Encyclopedia B

700 South Rampart.
Saloon of Emile Bagnetto, from 1900 until about 1905. 5,p53

700 South rampart
Frank Barbara had a saloon from 1904 until at least 1906. 5,p53
Basile Famiglio’s:
1233 Perdido
He opened a saloon in 1902 and maintained a grocery store-bar there until after 1906. 5,p54

Beauregard Square:
See Congo Square…

Benevolent association:
In the post-Bellum period freed slaves, who could no longer look to plantation owners in times of sickness or death but who were economically independent, were denied life insurance by white controlled companies. The ever present threat of Yellow Fever in the South during that period, meant that a family might suddenly find itself without a bread-winner and without even the funds to give a beloved father and mother a decent burial. To rectify this situation the black community established benevolent associations patterned on similar organisations serving white society.
Example: Young Men Olympians Benevolent Association

Bennet Band Books:
The Bennett Band Books published in four volumes starting in 1923 were used to teach the march form and style to millions of young band musicians in the middle of the twentieth century. Twelve of the legendary Henry Fillmore’s tuneful band gems (written using the pseudonym Harold Bennett) have been collected together by Larry Clark to form the first volume of The New Bennett Band Books.
DeDe Pierce recalled they used it in the D’Jalma Garnier Brass Band

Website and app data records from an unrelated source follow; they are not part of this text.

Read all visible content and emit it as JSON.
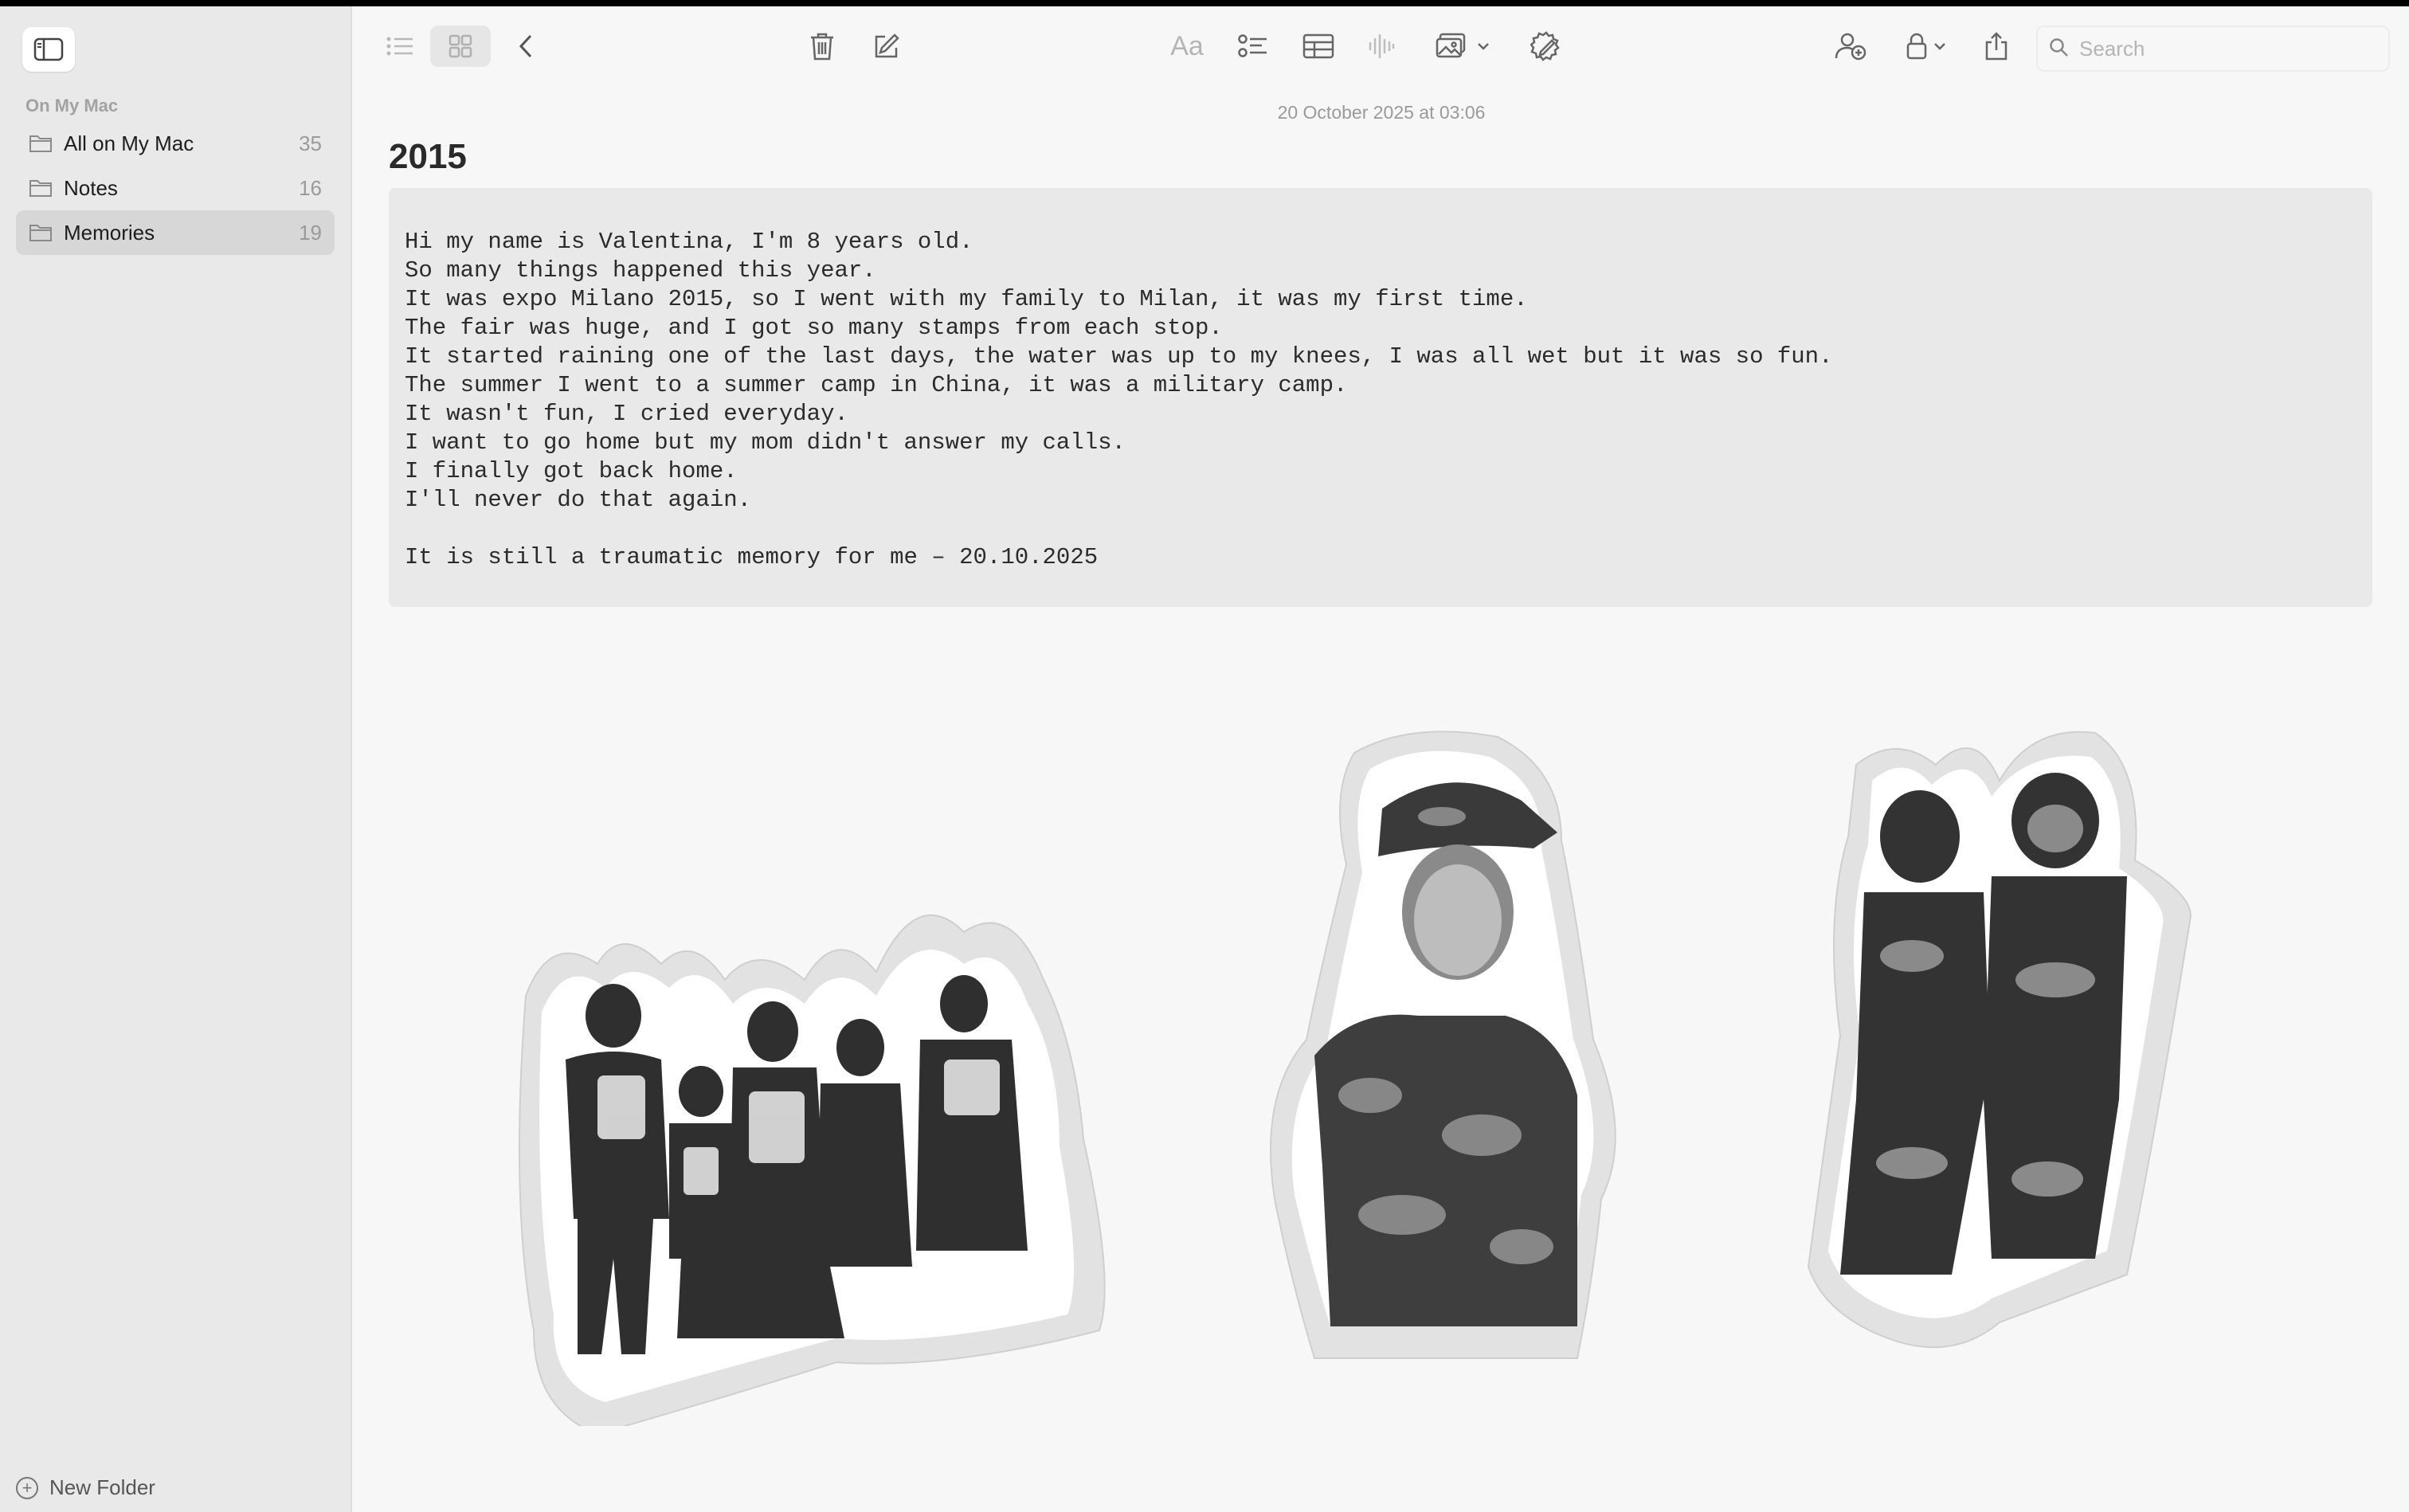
{
  "sidebar": {
    "section_title": "On My Mac",
    "folders": [
      {
        "name": "All on My Mac",
        "count": "35"
      },
      {
        "name": "Notes",
        "count": "16"
      },
      {
        "name": "Memories",
        "count": "19"
      }
    ],
    "selected_folder": "Memories",
    "new_folder_label": "New Folder"
  },
  "toolbar": {
    "format_label": "Aa",
    "search_placeholder": "Search",
    "icons": [
      "list-view-icon",
      "gallery-view-icon",
      "back-icon",
      "trash-icon",
      "compose-icon",
      "format-icon",
      "checklist-icon",
      "table-icon",
      "audio-icon",
      "media-icon",
      "markup-icon",
      "collaborate-icon",
      "lock-icon",
      "share-icon",
      "search-icon"
    ]
  },
  "note": {
    "date": "20 October 2025 at 03:06",
    "title": "2015",
    "body": "Hi my name is Valentina, I'm 8 years old.\nSo many things happened this year.\nIt was expo Milano 2015, so I went with my family to Milan, it was my first time.\nThe fair was huge, and I got so many stamps from each stop.\nIt started raining one of the last days, the water was up to my knees, I was all wet but it was so fun.\nThe summer I went to a summer camp in China, it was a military camp.\nIt wasn't fun, I cried everyday.\nI want to go home but my mom didn't answer my calls.\nI finally got back home.\nI'll never do that again.\n\nIt is still a traumatic memory for me – 20.10.2025"
  },
  "colors": {
    "sidebar_bg": "#e9e9e9",
    "selected_bg": "#d7d7d7",
    "code_bg": "#e9e9e9",
    "page_bg": "#f7f7f7"
  }
}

Big Easy Hall:

Big 4:

Big 25:
Franklin Street|

Black and Tan Club:
On Iberville Street
A black-and-tan club was a club, where crowds of blacks and whites mingled, danced, and enjoyed the music of top black bands.”

Bulls Aid and Pleasure Club:
1913 Harmony Street, on the corner of Eight Street.
From 1920 until the late 1930s the building was the home of the Bulls, an early black group in New Orleans which did charitable work and conducted parades.
A bull was it’s mascot